Months passed. Lucy became a Hardy. He proposed to her in front of the door of Ye Olde Cheshire Cheese, after a night spent discussing how uselessness and ugliness the umpteenth cover of an 80s masterpiece, recorded again for the new generation but lacking any artistic value. When he had finished his argument, Colin had taken her hand. He had bent down that much that he shivered, thinking of how his trousers could just rip open on the least noble part of his body. He felt a warm pleasure when it did not happen.
“Hey, little mermaid, will you marry me?”
The answer arrived late. What did marriage mean? Why did Lucille fear the facing of such a decision, a similar situation? Was it her mother’s or her father’s fault? Was it her own fault? Was it destiny’s fault? Was it worth trying?
A murmur, almost more imperceptible to her than to him, who was on his knees before her. The moments spent in silence had contributed to a tense, unnatural atmosphere. The air was full with excitement, fear and indecision. They were facing the final proof, whose verdict would be the evidence of what they really felt. Still moments. Then the answer and a promise. It was done.
Lucille would not be a Jones anymore. Once more, she was in front of a decision and she had chosen to put her past behind her. She must, or better, she wanted to look forward. She often asked herself how her life would have been if her father hadn’t left her and her mother on that cold January day. Lucille loved to build up stories in which she was the protagonist, where she would imagine being in another place, with other people. It was a habit that, for years, she had indulged in every time she would get on the tube. The sound of the train in the galleries, the voices of the travellers, the mechanical voices. All those shades and details made it pleasant for her to lose herself in long digressions where, for a short period, she wished she was someone else, or maybe even herself, but in a different context.

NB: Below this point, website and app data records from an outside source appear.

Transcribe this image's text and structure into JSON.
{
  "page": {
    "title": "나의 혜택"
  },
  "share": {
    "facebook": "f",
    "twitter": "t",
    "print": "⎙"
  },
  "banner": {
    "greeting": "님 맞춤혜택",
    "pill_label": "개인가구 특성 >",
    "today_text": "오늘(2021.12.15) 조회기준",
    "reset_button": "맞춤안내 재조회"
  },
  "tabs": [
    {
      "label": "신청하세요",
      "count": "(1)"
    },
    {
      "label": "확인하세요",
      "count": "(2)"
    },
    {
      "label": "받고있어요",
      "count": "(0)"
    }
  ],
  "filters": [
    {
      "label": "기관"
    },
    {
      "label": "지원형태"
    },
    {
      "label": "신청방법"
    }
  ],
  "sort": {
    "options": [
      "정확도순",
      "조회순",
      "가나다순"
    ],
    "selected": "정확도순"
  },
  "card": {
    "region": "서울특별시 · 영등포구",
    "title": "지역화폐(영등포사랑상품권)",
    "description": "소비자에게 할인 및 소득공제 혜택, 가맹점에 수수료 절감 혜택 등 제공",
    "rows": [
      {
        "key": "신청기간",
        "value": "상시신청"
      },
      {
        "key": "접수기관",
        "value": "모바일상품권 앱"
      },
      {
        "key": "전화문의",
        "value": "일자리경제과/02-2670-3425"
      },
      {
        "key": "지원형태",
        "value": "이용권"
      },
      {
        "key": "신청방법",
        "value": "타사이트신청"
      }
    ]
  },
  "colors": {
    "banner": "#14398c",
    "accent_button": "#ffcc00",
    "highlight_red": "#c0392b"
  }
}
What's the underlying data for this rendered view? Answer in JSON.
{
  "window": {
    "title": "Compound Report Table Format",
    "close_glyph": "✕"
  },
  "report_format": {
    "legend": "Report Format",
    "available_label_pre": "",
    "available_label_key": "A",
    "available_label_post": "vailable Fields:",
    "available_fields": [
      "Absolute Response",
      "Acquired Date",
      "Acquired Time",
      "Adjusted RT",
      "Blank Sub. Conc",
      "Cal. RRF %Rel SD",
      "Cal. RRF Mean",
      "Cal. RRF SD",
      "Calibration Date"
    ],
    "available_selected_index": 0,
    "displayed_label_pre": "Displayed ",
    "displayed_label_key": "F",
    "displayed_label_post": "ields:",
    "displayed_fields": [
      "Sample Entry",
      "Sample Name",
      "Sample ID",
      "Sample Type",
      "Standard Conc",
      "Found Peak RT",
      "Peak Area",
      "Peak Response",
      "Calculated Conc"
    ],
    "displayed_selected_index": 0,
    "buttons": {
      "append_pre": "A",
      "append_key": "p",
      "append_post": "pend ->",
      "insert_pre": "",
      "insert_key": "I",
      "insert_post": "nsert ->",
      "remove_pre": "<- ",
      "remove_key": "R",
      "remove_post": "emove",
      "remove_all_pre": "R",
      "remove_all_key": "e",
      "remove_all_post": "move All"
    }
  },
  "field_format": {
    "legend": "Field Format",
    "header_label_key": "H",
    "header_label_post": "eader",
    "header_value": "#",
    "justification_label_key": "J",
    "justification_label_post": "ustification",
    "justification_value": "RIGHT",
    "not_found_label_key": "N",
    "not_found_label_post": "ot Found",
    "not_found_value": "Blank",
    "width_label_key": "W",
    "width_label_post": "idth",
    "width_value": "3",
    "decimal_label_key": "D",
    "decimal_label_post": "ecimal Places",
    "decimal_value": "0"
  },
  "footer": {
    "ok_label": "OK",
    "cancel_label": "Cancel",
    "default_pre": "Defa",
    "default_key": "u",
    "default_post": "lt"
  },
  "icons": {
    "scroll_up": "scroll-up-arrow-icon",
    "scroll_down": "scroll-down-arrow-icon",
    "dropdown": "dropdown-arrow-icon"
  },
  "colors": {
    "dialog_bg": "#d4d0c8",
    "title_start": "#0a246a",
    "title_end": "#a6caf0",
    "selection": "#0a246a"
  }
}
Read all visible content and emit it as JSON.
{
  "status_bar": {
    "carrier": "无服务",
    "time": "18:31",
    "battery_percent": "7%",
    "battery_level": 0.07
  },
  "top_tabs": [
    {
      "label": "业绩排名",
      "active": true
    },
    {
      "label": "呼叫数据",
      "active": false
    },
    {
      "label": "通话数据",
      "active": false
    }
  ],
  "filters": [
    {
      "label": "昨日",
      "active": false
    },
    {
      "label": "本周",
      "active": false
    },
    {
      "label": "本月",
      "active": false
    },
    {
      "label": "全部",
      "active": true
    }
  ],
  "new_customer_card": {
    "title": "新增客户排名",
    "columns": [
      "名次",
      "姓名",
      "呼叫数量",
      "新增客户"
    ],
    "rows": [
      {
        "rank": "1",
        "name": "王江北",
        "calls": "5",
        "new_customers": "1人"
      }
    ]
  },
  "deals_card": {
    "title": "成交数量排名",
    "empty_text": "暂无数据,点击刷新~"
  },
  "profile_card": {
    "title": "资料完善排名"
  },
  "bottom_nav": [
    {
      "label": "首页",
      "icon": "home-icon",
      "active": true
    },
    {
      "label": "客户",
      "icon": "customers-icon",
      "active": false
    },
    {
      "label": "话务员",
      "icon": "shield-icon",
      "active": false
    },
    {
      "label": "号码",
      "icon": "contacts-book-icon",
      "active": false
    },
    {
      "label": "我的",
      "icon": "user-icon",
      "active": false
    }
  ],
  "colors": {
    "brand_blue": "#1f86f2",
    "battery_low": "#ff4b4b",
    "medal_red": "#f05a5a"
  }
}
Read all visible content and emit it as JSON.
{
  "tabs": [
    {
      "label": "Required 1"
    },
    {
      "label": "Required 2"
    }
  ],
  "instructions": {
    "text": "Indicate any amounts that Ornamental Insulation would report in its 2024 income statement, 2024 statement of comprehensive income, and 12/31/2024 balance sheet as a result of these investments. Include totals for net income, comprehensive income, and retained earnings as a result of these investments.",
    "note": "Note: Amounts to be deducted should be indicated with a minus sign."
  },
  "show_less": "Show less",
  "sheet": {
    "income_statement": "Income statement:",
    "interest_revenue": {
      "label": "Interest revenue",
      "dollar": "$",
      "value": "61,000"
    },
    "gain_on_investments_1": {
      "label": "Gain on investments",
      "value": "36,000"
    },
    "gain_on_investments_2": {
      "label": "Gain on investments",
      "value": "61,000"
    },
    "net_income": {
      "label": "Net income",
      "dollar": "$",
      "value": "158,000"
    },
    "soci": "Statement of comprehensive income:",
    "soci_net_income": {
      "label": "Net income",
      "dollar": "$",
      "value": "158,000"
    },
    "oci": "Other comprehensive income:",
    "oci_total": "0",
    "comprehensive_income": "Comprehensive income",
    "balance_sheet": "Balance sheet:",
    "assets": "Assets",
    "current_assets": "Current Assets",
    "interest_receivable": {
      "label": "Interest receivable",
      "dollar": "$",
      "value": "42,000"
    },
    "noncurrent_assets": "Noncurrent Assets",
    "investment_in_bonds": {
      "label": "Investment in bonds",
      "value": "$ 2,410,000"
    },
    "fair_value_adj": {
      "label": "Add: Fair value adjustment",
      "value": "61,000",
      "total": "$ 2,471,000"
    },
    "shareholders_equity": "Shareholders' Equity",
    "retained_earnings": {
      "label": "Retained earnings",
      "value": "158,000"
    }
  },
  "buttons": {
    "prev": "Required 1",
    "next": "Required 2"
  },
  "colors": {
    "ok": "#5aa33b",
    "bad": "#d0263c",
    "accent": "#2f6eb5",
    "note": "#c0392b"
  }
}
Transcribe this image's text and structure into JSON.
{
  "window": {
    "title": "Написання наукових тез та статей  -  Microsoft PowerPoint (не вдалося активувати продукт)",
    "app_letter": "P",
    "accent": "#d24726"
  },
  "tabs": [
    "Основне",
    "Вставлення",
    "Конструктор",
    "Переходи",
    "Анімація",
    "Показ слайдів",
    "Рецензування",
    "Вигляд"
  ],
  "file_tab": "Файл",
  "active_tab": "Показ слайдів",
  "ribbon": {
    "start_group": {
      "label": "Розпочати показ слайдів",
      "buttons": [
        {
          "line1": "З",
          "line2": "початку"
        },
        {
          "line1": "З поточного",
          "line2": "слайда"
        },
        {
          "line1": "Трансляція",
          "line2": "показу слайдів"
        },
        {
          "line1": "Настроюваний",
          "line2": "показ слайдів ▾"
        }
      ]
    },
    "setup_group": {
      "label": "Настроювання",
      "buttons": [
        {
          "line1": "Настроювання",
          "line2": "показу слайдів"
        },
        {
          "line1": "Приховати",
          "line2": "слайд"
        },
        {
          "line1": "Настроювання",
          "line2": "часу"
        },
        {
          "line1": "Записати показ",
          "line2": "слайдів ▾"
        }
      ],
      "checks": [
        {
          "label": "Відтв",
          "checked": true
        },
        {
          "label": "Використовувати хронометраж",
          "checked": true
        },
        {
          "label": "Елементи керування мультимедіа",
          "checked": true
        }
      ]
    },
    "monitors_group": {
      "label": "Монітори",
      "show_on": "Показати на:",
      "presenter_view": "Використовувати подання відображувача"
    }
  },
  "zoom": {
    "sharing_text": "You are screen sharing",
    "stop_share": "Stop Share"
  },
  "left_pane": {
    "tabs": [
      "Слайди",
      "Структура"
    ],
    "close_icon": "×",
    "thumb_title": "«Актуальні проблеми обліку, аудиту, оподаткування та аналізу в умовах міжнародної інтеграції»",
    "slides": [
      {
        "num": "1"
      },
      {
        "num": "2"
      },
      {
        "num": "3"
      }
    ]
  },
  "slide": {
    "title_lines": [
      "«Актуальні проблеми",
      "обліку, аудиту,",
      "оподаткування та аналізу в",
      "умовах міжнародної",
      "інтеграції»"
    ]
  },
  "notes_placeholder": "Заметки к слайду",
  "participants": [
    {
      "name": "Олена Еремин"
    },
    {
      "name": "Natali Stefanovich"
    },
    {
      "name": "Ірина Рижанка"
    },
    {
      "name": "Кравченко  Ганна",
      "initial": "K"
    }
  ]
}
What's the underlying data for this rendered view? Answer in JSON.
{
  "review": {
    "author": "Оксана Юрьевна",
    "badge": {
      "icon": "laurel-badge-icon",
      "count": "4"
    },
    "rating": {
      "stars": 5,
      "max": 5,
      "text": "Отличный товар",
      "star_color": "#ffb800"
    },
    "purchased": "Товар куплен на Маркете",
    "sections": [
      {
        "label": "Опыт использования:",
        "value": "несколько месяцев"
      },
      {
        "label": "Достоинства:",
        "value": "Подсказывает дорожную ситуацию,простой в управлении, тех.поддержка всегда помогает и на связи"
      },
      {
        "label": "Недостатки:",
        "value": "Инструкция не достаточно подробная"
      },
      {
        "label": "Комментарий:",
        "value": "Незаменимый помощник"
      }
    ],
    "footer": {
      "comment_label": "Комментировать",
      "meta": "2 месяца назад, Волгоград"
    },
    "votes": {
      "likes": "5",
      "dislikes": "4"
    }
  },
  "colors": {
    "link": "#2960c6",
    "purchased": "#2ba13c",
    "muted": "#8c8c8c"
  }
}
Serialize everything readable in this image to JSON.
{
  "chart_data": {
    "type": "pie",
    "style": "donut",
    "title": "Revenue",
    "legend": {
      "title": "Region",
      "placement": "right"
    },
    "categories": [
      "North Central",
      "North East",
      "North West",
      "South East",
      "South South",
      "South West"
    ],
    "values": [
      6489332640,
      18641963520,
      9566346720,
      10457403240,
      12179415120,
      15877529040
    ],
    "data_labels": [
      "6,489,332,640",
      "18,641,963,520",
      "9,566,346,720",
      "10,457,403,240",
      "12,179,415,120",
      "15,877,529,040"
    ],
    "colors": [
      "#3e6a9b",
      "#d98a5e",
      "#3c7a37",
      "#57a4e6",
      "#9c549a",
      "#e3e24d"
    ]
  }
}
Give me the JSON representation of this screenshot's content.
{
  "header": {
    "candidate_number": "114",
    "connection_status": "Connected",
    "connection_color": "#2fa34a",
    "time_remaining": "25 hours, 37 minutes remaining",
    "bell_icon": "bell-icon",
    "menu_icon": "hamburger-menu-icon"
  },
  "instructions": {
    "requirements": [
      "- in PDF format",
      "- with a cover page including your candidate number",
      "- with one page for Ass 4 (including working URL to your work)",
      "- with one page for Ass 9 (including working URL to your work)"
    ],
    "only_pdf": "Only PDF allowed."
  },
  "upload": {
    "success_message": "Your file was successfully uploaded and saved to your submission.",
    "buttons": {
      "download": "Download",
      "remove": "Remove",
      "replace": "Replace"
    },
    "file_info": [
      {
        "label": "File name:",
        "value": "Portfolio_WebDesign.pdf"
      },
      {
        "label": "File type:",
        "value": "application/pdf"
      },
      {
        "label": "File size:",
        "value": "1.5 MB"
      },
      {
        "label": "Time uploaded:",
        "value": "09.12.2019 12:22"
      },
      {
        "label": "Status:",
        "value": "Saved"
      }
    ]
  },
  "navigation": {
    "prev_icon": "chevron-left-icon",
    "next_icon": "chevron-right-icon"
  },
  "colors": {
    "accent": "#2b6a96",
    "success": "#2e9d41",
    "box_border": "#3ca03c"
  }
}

When she would arrive home, though, Lucille really knew which were the reasons why, at the end, she couldn’t wish for a better life. Her house was a typically British, two floor house in London’s centre, which they had been able to buy because of Colin’s pay increase. Their wages, together, had allowed them to buy a small car and a motorbike. Now, both of them, after temporary fights, lived together with their three daughters.
They had everything they wanted. They had become a whole thing of many things. Nothing could challenge her serenity. At least, until it ended. After all, as she knew, life is nothing other than a poker hand with the goddess of luck. But, from the moment she had first left her house in Righton, good luck had never abandoned her.